Yerli: No. I don’t want to talk bad about it. The trailer looked great. I know there are millions of people who love it. I tried to play Halo 1, I tried to play Halo 2. (laughs) I really didn’t get it. It didn’t get me, well I bought copies though Again, conversely the Bioshock demo got me. It’s not that it’s not possible, but console shooters are at the level of PC shooters 5-6 years ago. The gameplay has to be more sophisticated – more thinking then shooting. If the game is a bit more mature in shooters on consoles, a good example is BioShock on 360 may interest me because it’s the same as on PC. It’s a strong title. Call of Duty 4 may interest me on console, certainly it looks sophisticated. It may interest me on PC, as well. Enough competition talk. (laughs)
GI: But then what if you bring Crysis to the console, you’d change all that then, right?

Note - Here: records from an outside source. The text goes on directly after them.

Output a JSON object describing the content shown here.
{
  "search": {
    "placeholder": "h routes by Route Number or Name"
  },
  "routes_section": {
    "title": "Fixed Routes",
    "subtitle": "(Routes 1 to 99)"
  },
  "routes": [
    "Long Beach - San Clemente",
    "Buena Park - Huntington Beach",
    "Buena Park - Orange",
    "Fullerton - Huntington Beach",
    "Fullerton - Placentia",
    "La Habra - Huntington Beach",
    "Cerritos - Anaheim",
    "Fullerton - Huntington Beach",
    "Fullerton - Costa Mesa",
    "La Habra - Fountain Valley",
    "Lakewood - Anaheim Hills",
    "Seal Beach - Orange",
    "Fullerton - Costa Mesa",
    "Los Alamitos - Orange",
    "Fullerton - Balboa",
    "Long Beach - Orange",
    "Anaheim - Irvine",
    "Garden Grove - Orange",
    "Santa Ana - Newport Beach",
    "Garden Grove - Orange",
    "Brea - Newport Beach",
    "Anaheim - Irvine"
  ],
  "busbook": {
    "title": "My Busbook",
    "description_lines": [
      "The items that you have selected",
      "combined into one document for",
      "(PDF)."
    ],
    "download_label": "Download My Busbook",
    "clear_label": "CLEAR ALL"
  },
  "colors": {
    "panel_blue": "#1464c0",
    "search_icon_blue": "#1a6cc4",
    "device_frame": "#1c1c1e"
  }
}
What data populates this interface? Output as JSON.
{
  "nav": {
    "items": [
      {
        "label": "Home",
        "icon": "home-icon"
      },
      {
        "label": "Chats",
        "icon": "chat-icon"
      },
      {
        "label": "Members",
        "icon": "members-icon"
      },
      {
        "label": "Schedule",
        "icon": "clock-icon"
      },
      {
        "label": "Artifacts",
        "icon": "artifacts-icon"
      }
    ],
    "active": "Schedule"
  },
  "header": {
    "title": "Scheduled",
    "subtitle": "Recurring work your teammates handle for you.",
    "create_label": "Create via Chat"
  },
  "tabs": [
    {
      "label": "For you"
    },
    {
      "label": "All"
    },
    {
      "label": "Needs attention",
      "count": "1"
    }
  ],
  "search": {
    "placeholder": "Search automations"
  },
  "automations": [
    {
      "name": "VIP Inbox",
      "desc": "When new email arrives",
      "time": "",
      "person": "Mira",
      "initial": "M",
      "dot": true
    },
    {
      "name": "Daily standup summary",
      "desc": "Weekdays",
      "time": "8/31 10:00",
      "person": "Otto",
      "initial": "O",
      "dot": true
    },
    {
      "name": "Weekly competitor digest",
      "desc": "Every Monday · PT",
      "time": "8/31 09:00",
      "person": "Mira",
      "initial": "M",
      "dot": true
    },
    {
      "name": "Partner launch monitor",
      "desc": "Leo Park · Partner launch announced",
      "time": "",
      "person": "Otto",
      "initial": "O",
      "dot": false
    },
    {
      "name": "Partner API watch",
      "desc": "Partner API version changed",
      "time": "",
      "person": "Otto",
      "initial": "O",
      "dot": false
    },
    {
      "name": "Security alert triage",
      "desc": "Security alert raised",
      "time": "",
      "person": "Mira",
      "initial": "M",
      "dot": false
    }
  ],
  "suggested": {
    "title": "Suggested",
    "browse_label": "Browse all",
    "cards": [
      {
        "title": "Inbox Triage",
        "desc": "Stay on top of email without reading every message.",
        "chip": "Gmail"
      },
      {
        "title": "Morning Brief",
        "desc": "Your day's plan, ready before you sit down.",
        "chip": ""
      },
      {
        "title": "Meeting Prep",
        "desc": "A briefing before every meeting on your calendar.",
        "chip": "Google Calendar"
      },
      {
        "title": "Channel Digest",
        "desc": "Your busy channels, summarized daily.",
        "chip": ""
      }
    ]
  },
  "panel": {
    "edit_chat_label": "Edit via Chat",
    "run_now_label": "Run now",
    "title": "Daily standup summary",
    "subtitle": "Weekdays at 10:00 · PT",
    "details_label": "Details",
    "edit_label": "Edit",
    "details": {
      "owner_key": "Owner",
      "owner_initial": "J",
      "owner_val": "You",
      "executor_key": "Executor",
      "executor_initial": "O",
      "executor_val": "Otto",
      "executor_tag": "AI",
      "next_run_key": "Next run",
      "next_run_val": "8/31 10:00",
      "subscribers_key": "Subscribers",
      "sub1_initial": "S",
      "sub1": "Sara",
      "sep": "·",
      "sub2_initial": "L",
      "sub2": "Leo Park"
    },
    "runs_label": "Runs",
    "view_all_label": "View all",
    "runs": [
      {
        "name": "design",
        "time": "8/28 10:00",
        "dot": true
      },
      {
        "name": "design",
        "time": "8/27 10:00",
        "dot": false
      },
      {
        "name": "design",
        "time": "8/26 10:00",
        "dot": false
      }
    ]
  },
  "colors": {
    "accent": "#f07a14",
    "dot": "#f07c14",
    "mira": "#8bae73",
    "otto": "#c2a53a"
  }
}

Yerli: No, trust me. If we would bring it to console we would keep the sophistication. We would just make it so people could play it with the joypad and that it would be a great time. We would not dumb down the experience. We would make sure people stay completely immersed. The AI and our gameplay dynamic is our heart. We can’t change that. If you change that, you lose Crysis. It’s the same way with the difference between FarCry and FarCry: Instincts. You’re not supposed to touch the heart. If you operate on the heart, you may kill it. So you have to work it on the UI level, on the level design level, but do not change the heart. If the game is too difficult, make sure the UI can compensate for it. Or if the AI is too difficult make sure the level design offers more leeway and covers for the player. But the core gameplay is intensive, smart and still challenging.
GI: Last year when we talked you said your goal for Crysis was to make it the best first person shooter of all time. Now that the game is almost finished…
Yerli: You will judge yourself. (laughs)
GI: Do you think you’ve accomplished that?
Yerli: You will judge yourself. I believe you will have an experience you’ve never had before. If it’s the best or not – I know that the experience you get is unique. Completely unique. That was my goal. Qualitative judgment? I will not judge for you. Let’s put it this way. If I play the game, and I like it, and I see everything, and I like it? It might mean that it was indeed achieved. (laughs)
Cevat Yerli Interview @ Gameinformer